━━━━━ Record extracts

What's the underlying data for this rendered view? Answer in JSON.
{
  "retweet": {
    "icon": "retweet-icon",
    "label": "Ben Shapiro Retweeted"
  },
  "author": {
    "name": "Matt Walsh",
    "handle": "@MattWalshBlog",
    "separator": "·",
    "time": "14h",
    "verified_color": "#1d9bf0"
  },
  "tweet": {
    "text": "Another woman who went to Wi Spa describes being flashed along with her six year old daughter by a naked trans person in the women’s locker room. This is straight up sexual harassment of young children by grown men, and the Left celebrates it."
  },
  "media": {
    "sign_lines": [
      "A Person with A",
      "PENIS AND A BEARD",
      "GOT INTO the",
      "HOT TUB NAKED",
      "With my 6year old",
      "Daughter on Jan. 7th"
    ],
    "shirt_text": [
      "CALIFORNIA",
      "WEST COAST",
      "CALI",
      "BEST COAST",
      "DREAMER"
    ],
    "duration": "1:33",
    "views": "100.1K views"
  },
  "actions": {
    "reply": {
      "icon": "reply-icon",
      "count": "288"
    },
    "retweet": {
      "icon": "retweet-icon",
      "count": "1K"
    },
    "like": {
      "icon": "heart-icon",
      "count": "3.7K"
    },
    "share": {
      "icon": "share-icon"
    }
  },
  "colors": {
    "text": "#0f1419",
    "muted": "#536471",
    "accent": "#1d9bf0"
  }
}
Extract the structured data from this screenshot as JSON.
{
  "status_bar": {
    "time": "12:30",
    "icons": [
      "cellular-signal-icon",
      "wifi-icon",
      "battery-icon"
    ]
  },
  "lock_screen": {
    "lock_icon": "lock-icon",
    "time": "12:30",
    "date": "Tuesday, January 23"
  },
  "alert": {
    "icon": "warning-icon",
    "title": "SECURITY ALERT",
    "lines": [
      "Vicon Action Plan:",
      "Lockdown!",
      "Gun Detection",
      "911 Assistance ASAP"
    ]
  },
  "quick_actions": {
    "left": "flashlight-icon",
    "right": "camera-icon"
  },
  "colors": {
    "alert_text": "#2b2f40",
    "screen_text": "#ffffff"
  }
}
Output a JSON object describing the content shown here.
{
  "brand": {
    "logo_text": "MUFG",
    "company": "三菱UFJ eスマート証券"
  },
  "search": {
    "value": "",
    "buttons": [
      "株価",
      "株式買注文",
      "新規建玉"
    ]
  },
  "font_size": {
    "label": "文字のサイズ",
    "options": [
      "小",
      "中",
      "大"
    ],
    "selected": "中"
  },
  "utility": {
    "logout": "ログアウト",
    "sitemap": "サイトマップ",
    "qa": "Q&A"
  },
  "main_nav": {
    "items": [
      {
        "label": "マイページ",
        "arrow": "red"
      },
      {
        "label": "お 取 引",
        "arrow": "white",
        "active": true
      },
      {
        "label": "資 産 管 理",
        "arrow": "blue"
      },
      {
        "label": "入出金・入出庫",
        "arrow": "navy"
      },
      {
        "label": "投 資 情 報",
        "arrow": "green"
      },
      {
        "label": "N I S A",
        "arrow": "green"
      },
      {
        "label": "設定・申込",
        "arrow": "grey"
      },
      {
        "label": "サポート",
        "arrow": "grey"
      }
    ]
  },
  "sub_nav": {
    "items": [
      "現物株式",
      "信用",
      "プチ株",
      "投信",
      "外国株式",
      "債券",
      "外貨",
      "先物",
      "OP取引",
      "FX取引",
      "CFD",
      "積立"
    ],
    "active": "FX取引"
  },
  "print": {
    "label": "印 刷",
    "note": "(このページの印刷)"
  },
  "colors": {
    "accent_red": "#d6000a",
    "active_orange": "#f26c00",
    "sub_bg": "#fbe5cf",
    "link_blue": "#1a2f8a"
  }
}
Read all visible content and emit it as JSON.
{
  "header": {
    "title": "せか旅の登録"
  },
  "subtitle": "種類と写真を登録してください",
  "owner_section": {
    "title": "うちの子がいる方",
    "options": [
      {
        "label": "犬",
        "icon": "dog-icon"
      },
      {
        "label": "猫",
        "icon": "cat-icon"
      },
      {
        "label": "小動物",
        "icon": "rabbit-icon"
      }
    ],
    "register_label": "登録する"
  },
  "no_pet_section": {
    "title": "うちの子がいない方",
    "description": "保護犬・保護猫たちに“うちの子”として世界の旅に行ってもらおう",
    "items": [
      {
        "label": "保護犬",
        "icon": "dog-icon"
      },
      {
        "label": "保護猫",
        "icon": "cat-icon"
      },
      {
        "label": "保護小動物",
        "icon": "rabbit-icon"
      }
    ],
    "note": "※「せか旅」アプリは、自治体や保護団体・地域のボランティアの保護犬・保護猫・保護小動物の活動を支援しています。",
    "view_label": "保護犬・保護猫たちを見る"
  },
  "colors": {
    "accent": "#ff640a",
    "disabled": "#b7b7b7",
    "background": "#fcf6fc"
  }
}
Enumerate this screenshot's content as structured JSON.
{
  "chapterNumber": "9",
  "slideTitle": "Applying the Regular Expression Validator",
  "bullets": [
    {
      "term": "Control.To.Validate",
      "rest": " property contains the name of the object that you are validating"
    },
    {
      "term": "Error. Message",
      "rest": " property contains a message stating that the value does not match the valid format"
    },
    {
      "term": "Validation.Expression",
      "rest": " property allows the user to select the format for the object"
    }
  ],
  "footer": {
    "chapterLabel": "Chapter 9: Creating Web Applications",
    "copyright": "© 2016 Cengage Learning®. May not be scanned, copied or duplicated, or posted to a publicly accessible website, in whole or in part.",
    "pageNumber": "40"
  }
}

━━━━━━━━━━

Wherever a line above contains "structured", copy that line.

Extract the structured data from this screenshot as JSON.
Enumerate this screenshot's content as structured JSON.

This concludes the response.